Back To School!

This story ran last August, as the new school year began. Several readers asked to see it again. It’s just as timely — and timeless — today. Have a great year!


Forget January 1. Pshaw, Rosh Hashanah. Today — at least for Westport parents and students — is the real start of the new year.

It’s the first day of school.

Whether you’re a kindergartner heading off on your own, a Staples senior already counting the days to graduation, or a mom or dad feeling pride, trepidation and the warp-speed passage of time — or anyone else, who has ever gone to school — this story is for you. It was first published a few years ago, but is back by popular request.

Summer vacation ends with a thud tomorrow. Each year it’s the same: One day a kid’s free as a cat; the next he’s trapped, chained to the rhythm of the school calendar for 10 long months.

Greens Farms Elementary School.

Some youngsters love this time of year; they’re eager to greet old friends, and meet new ones. Or they can’t wait for the smell of newly waxed floors, the security of assigned seats, the praise they know will be lavished on them day after day.

Others abhor it. The thought of entering a strange building filled with strange faces, or trying to be part of a group of peers who won’t accept them, or sitting for hours at a time, doing work they can’t stand, is excruciating — even physically sickening.

Around this time each year, I think about the entire school experience. I wonder which kindergartner will hate school for the rest of the year because his teacher makes a face the morning he throws up in front of everyone, and which will love school because an aide congratulates her the afternoon she almost puts on her coat all by herself.

Which 1st grader will invent any excuse not to go to gym because he can’t throw a ball, and which will get through the school day only because he knows gym is coming soon?

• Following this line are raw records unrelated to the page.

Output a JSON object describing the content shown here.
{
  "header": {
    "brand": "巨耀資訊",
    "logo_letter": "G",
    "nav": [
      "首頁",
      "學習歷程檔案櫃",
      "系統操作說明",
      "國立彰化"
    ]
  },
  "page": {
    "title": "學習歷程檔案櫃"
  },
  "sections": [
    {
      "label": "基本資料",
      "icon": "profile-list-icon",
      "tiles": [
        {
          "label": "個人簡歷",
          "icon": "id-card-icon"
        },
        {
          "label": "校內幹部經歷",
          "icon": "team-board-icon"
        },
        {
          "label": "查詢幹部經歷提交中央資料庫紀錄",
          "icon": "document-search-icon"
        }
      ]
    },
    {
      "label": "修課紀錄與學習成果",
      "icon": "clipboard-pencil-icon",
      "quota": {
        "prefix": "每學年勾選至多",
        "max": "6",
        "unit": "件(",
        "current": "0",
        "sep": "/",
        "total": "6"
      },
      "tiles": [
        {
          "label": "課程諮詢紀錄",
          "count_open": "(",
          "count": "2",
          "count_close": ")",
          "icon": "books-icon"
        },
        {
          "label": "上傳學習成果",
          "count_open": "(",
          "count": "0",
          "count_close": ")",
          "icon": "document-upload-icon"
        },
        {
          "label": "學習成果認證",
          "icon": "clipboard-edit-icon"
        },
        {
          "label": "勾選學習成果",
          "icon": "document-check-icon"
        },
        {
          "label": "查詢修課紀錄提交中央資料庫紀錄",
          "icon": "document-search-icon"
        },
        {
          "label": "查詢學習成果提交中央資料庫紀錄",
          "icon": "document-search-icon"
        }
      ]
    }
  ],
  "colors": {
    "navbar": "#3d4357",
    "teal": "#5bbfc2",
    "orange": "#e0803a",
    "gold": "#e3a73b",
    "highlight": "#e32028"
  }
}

Saugatuck Elementary School

Which 4th grader will walk meekly into class each morning with just one ambition — to get through the day without anyone noticing how ugly, or stupid, or poorly dressed she is — and which will look back on 4th grade as a turning point in her life because a guidance counselor took the time to talk to her, to show her how to comb her hair better, to make her feel good about herself?

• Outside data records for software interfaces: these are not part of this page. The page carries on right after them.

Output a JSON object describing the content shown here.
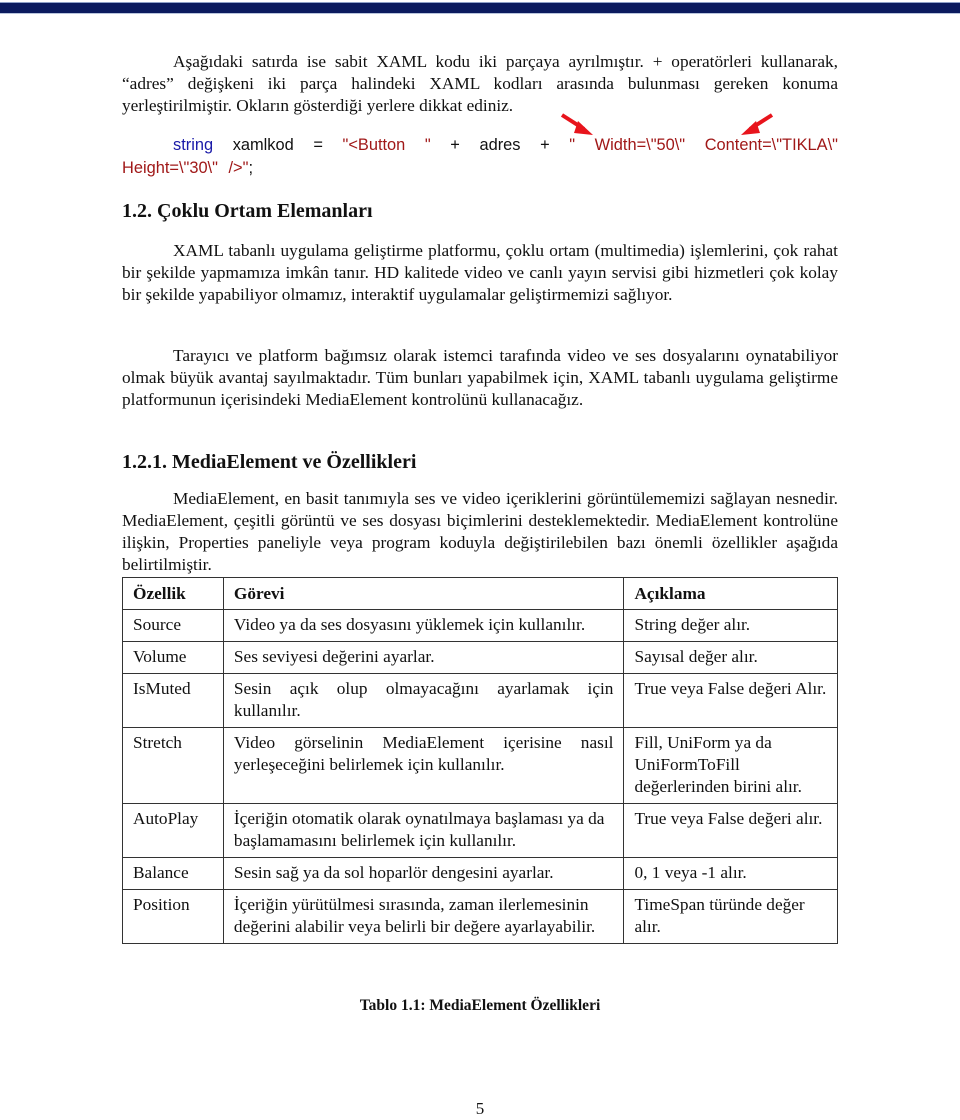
{
  "header": {
    "bar_color": "#0b1a5e"
  },
  "intro": {
    "text": "Aşağıdaki satırda ise sabit XAML kodu iki parçaya ayrılmıştır. + operatörleri kullanarak, “adres” değişkeni iki parça halindeki XAML kodları arasında bulunması gereken konuma yerleştirilmiştir. Okların gösterdiği yerlere dikkat ediniz."
  },
  "code_line": {
    "keyword": "string",
    "var_decl": " xamlkod = ",
    "str1": "\"<Button \"",
    "concat1": " + adres + ",
    "str2": "\" Width=\\\"50\\\" Content=\\\"TIKLA\\\" Height=\\\"30\\\" />\"",
    "end": ";",
    "colors": {
      "keyword": "#1a1aa8",
      "string": "#a01818",
      "arrow": "#e8141c"
    },
    "arrows": [
      "arrow-pointing-to-Width",
      "arrow-pointing-to-Content"
    ]
  },
  "section_1_2": {
    "heading": "1.2. Çoklu Ortam Elemanları",
    "paragraphs": [
      "XAML tabanlı uygulama geliştirme platformu, çoklu ortam (multimedia) işlemlerini, çok rahat bir şekilde yapmamıza imkân tanır. HD kalitede video ve canlı yayın servisi gibi hizmetleri çok kolay bir şekilde yapabiliyor olmamız,  interaktif uygulamalar geliştirmemizi sağlıyor.",
      "Tarayıcı ve platform bağımsız olarak istemci tarafında video ve ses dosyalarını oynatabiliyor olmak büyük avantaj sayılmaktadır. Tüm bunları yapabilmek için, XAML tabanlı uygulama geliştirme platformunun içerisindeki MediaElement kontrolünü kullanacağız."
    ]
  },
  "section_1_2_1": {
    "heading": "1.2.1. MediaElement ve Özellikleri",
    "paragraph": "MediaElement, en basit tanımıyla ses ve video içeriklerini görüntülememizi sağlayan nesnedir. MediaElement, çeşitli görüntü ve ses dosyası biçimlerini desteklemektedir. MediaElement kontrolüne ilişkin, Properties paneliyle veya program koduyla değiştirilebilen bazı önemli özellikler aşağıda belirtilmiştir."
  },
  "table": {
    "headers": [
      "Özellik",
      "Görevi",
      "Açıklama"
    ],
    "rows": [
      [
        "Source",
        "Video ya da ses dosyasını yüklemek için kullanılır.",
        "String değer alır."
      ],
      [
        "Volume",
        "Ses seviyesi değerini ayarlar.",
        "Sayısal değer alır."
      ],
      [
        "IsMuted",
        "Sesin açık olup olmayacağını ayarlamak için kullanılır.",
        "True veya False değeri Alır."
      ],
      [
        "Stretch",
        "Video görselinin MediaElement içerisine nasıl yerleşeceğini belirlemek için kullanılır.",
        "Fill, UniForm ya da UniFormToFill değerlerinden birini alır."
      ],
      [
        "AutoPlay",
        "İçeriğin otomatik olarak oynatılmaya başlaması ya da başlamamasını belirlemek için kullanılır.",
        "True veya False değeri alır."
      ],
      [
        "Balance",
        "Sesin sağ ya da sol hoparlör dengesini ayarlar.",
        "0, 1 veya -1 alır."
      ],
      [
        "Position",
        "İçeriğin yürütülmesi sırasında,  zaman ilerlemesinin değerini alabilir veya belirli bir değere ayarlayabilir.",
        "TimeSpan türünde değer alır."
      ]
    ],
    "caption": "Tablo 1.1: MediaElement Özellikleri"
  },
  "footer": {
    "page_number": "5"
  }
}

Which 5th grader will have a teacher who does nothing when she catches him cheating on a test — too much effort to raise such a touchy issue — and which will have a teacher who scares him so much when he’s caught that he vows to never cheat in school again?

Which 6th grader will enter middle school intent on making a name for himself as the best fighter in his class, and which with the aim of never getting a grade lower than an A?  Which 6th grader’s ambition will change, and which will remain the same?

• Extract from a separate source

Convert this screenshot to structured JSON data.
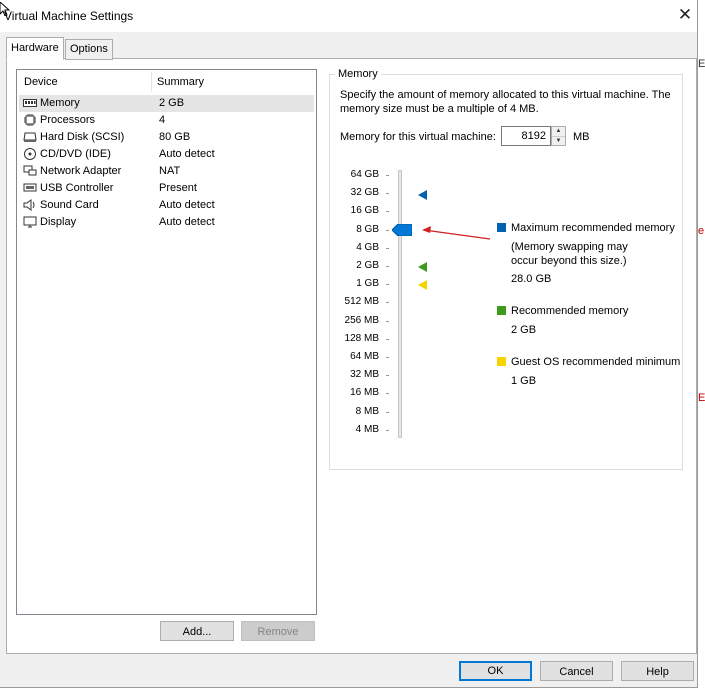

Bedford Middle School.

Which 9th grader will temper his fledgling interest in current events with the feeling “it’s not cool; no one else in class cares,” and which will visit the New York Times website every day because her class is working on “this really neat project”?

Which 10th grader will hate English because all she does is read stupid books assigned by the stupid teacher from some stupid list, and which will go to Barnes & Noble on his own for the first time because his teacher suggests there are more books by the same author he might enjoy?

Which 12th grader will have the brains to apply to 3 Ivy League schools, but lack the common courtesy to thank a teacher who wrote glowing recommendation to all of them? And which will slip a note in a teacher’s box the morning of graduation that says, “Thanks.  I’m really glad I had you this year”?

Staples High School

It’s easy to wrap our school years in nostalgic gauze, or try to stuff the bad memories down our mental garbage disposals.

We also tend not to think in concrete terms about what goes on inside school walls every day. Learning, we assume, happens. Kids read, write, use laptops, draw, eat and see their friends.

We seldom realize how much of an impact this institution we call “school” has on our kids.

Or how much it has had on us.

6 responses to “Back To School!

  1. How true! So glad you ran this again, Dan!

  2. charles taylor

    Thanks Dan. I certainly was apart of some of these fears early on.

  3. charles taylor

    Thanks Dan. I recognized myself in a couple of these situations!

  4. Maggie Moffitt Rahe

    I hope that students will find their first day of school as good as their last day. To those who are afraid, or who are brand new…. we are all there together as one school family: to cheer each other on, to praise one another, and to seek the friend on the “Buddy Bench” at recess. Our goal: to help students feel safe, secure, and successful.

  5. Carol Davidson Woldt

    That was fabulous. You should run it every year… start a new tradition!
    Loved the picture of Greens Farms School it reminded me of my grandma Margaret Hogenauer who taught kindergarten there in the 1950s & 1960s.

  6. Yeah, I agree with Carol Davidson Woldt above: Dan, you should run this excellent piece every year. Although I’m long gone from Westport, I carry with me the excellent education I received in the Westport Public Schools, for which I remain profoundly grateful to the taxpayers, school-system administration, and government of the Town of Westport. The incredible women — and they were just about all women — who taught me to read and write and reason in Grades 2 through 8 (Saugatuck and Bedford El, Bedford Junior High School) made an immeasurably large difference in my life. Thank you, Dan, for reminding me of this huge debt of thanks.